My nails took two hours, but between the great conversation I had with Sarah and watching her process of creating tiny art, the time flew by.
Among other things, I asked her about the relationship between a client and their nail artist. “People will tell you crazy things when you’re sitting across from them and holding hands,” she said. With a boundary to intimacy broken, I can see how quickly a friendship could progress through this process.
After I left, I got honked at immediately on Lamar because I was staring at my nails when the light turned green, and I somehow ended up with pizza and a new makeup palette from Sephora before I made it home -all from the power of polish.
I found Michele on Instagram and was drawn in by her “bling nails” which are nails embellished with 3-D stones. When I walked into her private room at Tara’s Beauty Salon, I was greeted by the sight of over 800 polishes in cases along the walls.
Michele carries all kinds of lacquers including shatter polishes (which create a crackle effect), glitters, textured polishes, matte colors and every shade of polish imaginable. She also has a growing collection of shellacs and gels. Her love for polish is even tattooed on her arm in the form of an OPI bottle.
Michele’s extensive polish collection matches her variety of manicures. She does it all – manicures and pedicures ranging from very basic looks on natural nails to bling manicures on long, acrylic nails. When working with acrylics, Michele sculpts the artificial nail completely out of the acrylic instead of putting on nail tips which many salons use. Clients have several options when it comes to the shape of their nail such as square, round, squoval, or almond. The most popular shape Michele has been sculpting lately is the stiletto which is an attention-grabbing pointed nail. She likes to start clients off with a shorter nail if they are not used to long nails, so they can adjust and see what size they are most comfortable with.
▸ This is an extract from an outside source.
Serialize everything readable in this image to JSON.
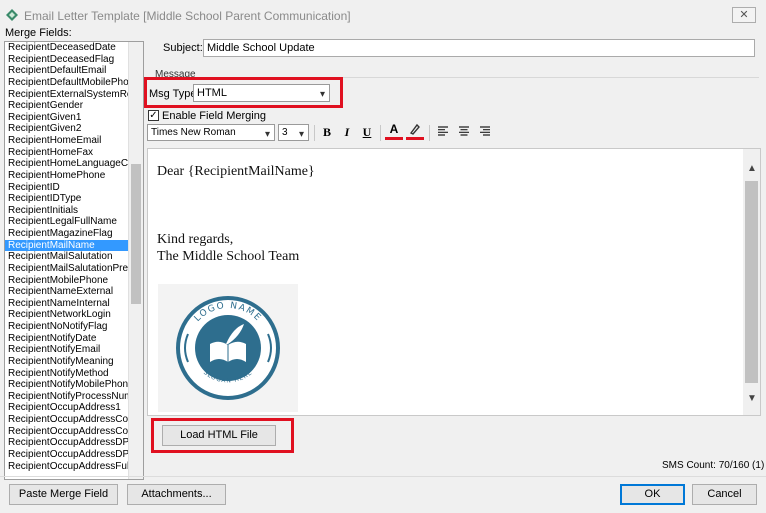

Studying the relaxing room further, I noticed Michele also had a variety of small brushes and dotting tools so she could do detailed nail painting. Then I spotted the collection of stones and prisms available for the “bling nails.” Usually done as accent nails on the ring-fingers, Michele creates a collage of various jewels and attaches them to the nail with a strong glue. She was wearing these on her own nails, and I could not take my eyes off them! I told her I would be back to let her work her magic on me.
Michele continues to learn novel techniques while adapting to trends. She also makes sure to talk to her clients about different styles to match their expectations. A caviar manicure (tiny beads covering the whole nail) might not last as long as a normal design, but it will certainly be unique.
The bling nails and stiletto shape may seem over the top to some, but Michele notes that “edgy is in, and the world is changing and people are being themselves.” She hopes more and more people will feel comfortable expressing themselves with nail art, including men and older clients who are curious but cautious. Eventually she would like to open her own nail salon with other passionate nail artists to create an atmosphere where everyone feels welcome and can visit for any type of nail service.
Make Your Appointment
Though this art form is temporary, it lives on through social media, and the artist and wearer constantly regain a clean canvas to explore the next source of inspiration. Nail art has to be done within a certain time frame, since the artists cannot make a client wait for the right mood or idea to strike. So I admire that these artists have to maintain patience and a steady hand daily.
A week after getting my nails done at Sugarcoat Nails, they still look flawless and I can’t wait to set up my appointments with Michele and Meghann. Here is more information so you can set up your own appointment:
Michele Nails is available at Tara’s Beauty Salon at 2204 W Anderson Ln. Find her on Instagram and call or text her at (512)-900-1392.
@madameklm wants to know:
What unique design would you like painted on your nails?